Leave out the pictures and return every entry exactly as it appears.

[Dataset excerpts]
□ □ □ □ □

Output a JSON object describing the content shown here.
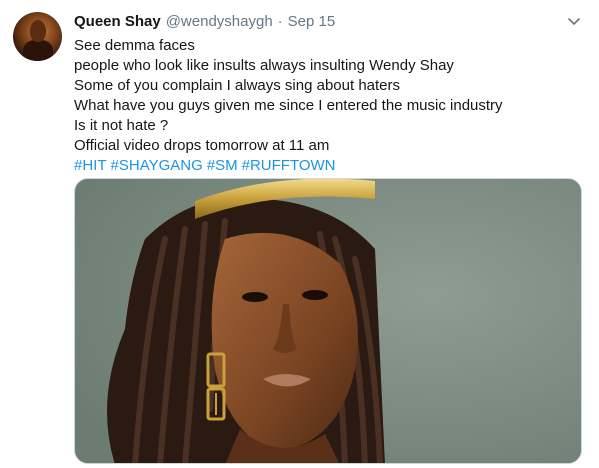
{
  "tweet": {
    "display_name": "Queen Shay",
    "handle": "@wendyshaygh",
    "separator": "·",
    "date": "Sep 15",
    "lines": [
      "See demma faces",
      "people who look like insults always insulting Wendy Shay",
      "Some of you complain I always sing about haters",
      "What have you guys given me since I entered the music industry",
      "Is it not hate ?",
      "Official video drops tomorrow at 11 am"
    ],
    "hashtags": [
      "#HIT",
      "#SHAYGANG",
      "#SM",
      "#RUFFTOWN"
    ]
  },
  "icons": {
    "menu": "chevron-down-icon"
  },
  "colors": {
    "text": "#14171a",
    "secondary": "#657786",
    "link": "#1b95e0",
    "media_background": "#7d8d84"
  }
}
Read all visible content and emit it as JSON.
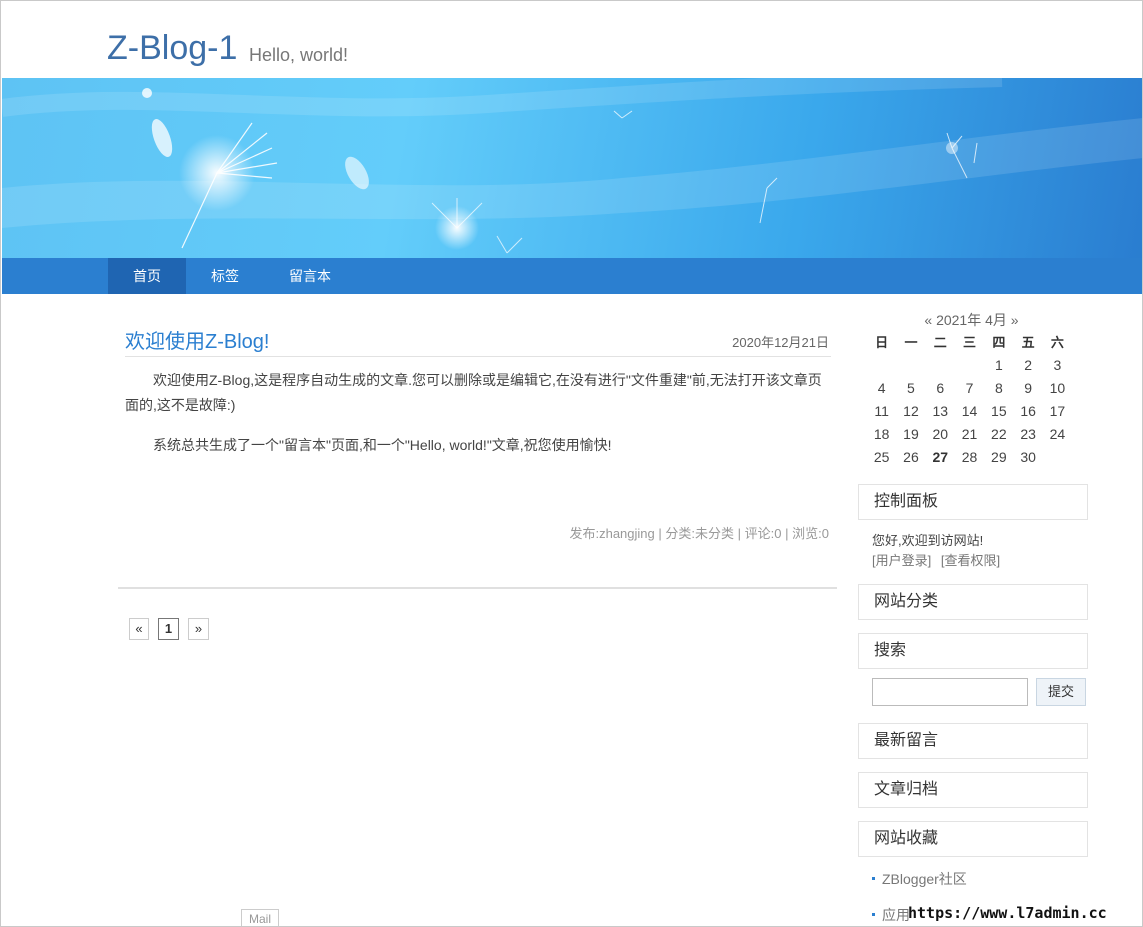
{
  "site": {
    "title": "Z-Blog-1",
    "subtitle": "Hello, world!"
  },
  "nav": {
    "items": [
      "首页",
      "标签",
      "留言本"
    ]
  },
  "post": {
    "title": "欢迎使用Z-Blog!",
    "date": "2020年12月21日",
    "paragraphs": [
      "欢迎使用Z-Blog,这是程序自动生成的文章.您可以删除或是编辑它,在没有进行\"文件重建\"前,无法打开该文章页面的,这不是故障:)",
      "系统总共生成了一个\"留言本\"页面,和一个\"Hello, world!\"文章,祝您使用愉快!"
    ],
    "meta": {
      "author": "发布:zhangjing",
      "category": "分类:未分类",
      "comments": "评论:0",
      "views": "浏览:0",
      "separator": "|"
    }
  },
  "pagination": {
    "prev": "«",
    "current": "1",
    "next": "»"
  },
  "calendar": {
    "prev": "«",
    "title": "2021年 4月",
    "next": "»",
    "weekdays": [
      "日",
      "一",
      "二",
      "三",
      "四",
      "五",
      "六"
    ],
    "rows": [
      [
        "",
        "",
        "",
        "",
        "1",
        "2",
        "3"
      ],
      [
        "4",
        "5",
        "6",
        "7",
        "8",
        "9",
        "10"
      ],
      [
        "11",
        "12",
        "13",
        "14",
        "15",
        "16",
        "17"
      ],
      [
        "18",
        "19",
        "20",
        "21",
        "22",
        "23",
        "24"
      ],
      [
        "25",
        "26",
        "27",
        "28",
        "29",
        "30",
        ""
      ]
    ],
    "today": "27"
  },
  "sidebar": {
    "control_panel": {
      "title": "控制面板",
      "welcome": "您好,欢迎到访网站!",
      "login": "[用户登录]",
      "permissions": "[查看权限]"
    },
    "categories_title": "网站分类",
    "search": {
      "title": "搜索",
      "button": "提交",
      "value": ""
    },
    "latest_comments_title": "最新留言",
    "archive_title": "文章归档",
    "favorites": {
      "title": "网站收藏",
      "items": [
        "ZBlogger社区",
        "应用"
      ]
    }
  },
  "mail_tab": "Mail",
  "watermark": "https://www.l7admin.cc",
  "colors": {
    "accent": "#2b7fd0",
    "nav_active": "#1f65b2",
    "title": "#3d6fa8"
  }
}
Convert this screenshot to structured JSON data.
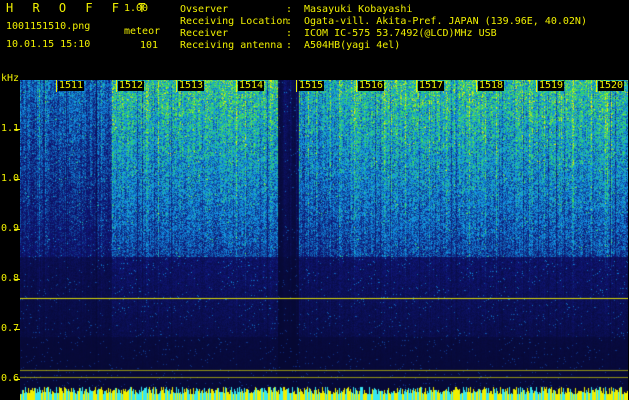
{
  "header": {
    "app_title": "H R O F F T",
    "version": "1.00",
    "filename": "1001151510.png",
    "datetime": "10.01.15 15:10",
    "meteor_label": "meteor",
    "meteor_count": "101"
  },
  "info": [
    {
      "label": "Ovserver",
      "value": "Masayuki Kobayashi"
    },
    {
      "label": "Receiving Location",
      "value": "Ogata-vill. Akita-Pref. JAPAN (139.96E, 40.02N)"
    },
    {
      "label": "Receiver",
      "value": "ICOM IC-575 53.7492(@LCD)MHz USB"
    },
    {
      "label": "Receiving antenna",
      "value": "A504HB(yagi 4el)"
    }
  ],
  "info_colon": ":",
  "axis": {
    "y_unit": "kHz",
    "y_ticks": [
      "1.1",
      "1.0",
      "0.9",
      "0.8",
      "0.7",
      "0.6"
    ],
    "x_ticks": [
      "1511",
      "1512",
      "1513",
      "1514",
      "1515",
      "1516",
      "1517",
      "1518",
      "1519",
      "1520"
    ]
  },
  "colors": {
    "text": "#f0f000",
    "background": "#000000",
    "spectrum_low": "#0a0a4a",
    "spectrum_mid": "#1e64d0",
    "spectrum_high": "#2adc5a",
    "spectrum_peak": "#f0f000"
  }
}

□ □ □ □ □

Solution to the exercise —
Output a JSON object describing the content shown here.
{
  "tweet": {
    "display_name": "Queen Shay",
    "handle": "@wendyshaygh",
    "separator": "·",
    "date": "Sep 15",
    "lines": [
      "See demma faces",
      "people who look like insults always insulting Wendy Shay",
      "Some of you complain I always sing about haters",
      "What have you guys given me since I entered the music industry",
      "Is it not hate ?",
      "Official video drops tomorrow at 11 am"
    ],
    "hashtags": [
      "#HIT",
      "#SHAYGANG",
      "#SM",
      "#RUFFTOWN"
    ]
  },
  "icons": {
    "menu": "chevron-down-icon"
  },
  "colors": {
    "text": "#14171a",
    "secondary": "#657786",
    "link": "#1b95e0",
    "media_background": "#7d8d84"
  }
}
Read all visible content and emit it as JSON.
{
  "site": {
    "title": "Z-Blog-1",
    "subtitle": "Hello, world!"
  },
  "nav": {
    "items": [
      "首页",
      "标签",
      "留言本"
    ]
  },
  "post": {
    "title": "欢迎使用Z-Blog!",
    "date": "2020年12月21日",
    "paragraphs": [
      "欢迎使用Z-Blog,这是程序自动生成的文章.您可以删除或是编辑它,在没有进行\"文件重建\"前,无法打开该文章页面的,这不是故障:)",
      "系统总共生成了一个\"留言本\"页面,和一个\"Hello, world!\"文章,祝您使用愉快!"
    ],
    "meta": {
      "author": "发布:zhangjing",
      "category": "分类:未分类",
      "comments": "评论:0",
      "views": "浏览:0",
      "separator": "|"
    }
  },
  "pagination": {
    "prev": "«",
    "current": "1",
    "next": "»"
  },
  "calendar": {
    "prev": "«",
    "title": "2021年 4月",
    "next": "»",
    "weekdays": [
      "日",
      "一",
      "二",
      "三",
      "四",
      "五",
      "六"
    ],
    "rows": [
      [
        "",
        "",
        "",
        "",
        "1",
        "2",
        "3"
      ],
      [
        "4",
        "5",
        "6",
        "7",
        "8",
        "9",
        "10"
      ],
      [
        "11",
        "12",
        "13",
        "14",
        "15",
        "16",
        "17"
      ],
      [
        "18",
        "19",
        "20",
        "21",
        "22",
        "23",
        "24"
      ],
      [
        "25",
        "26",
        "27",
        "28",
        "29",
        "30",
        ""
      ]
    ],
    "today": "27"
  },
  "sidebar": {
    "control_panel": {
      "title": "控制面板",
      "welcome": "您好,欢迎到访网站!",
      "login": "[用户登录]",
      "permissions": "[查看权限]"
    },
    "categories_title": "网站分类",
    "search": {
      "title": "搜索",
      "button": "提交",
      "value": ""
    },
    "latest_comments_title": "最新留言",
    "archive_title": "文章归档",
    "favorites": {
      "title": "网站收藏",
      "items": [
        "ZBlogger社区",
        "应用"
      ]
    }
  },
  "mail_tab": "Mail",
  "watermark": "https://www.l7admin.cc",
  "colors": {
    "accent": "#2b7fd0",
    "nav_active": "#1f65b2",
    "title": "#3d6fa8"
  }
}
Convert this screenshot to structured JSON data.
{
  "header": {
    "app_title": "H R O F F T",
    "version": "1.00",
    "filename": "1001151510.png",
    "datetime": "10.01.15 15:10",
    "meteor_label": "meteor",
    "meteor_count": "101"
  },
  "info": [
    {
      "label": "Ovserver",
      "value": "Masayuki Kobayashi"
    },
    {
      "label": "Receiving Location",
      "value": "Ogata-vill. Akita-Pref. JAPAN (139.96E, 40.02N)"
    },
    {
      "label": "Receiver",
      "value": "ICOM IC-575 53.7492(@LCD)MHz USB"
    },
    {
      "label": "Receiving antenna",
      "value": "A504HB(yagi 4el)"
    }
  ],
  "info_colon": ":",
  "axis": {
    "y_unit": "kHz",
    "y_ticks": [
      "1.1",
      "1.0",
      "0.9",
      "0.8",
      "0.7",
      "0.6"
    ],
    "x_ticks": [
      "1511",
      "1512",
      "1513",
      "1514",
      "1515",
      "1516",
      "1517",
      "1518",
      "1519",
      "1520"
    ]
  },
  "colors": {
    "text": "#f0f000",
    "background": "#000000",
    "spectrum_low": "#0a0a4a",
    "spectrum_mid": "#1e64d0",
    "spectrum_high": "#2adc5a",
    "spectrum_peak": "#f0f000"
  }
}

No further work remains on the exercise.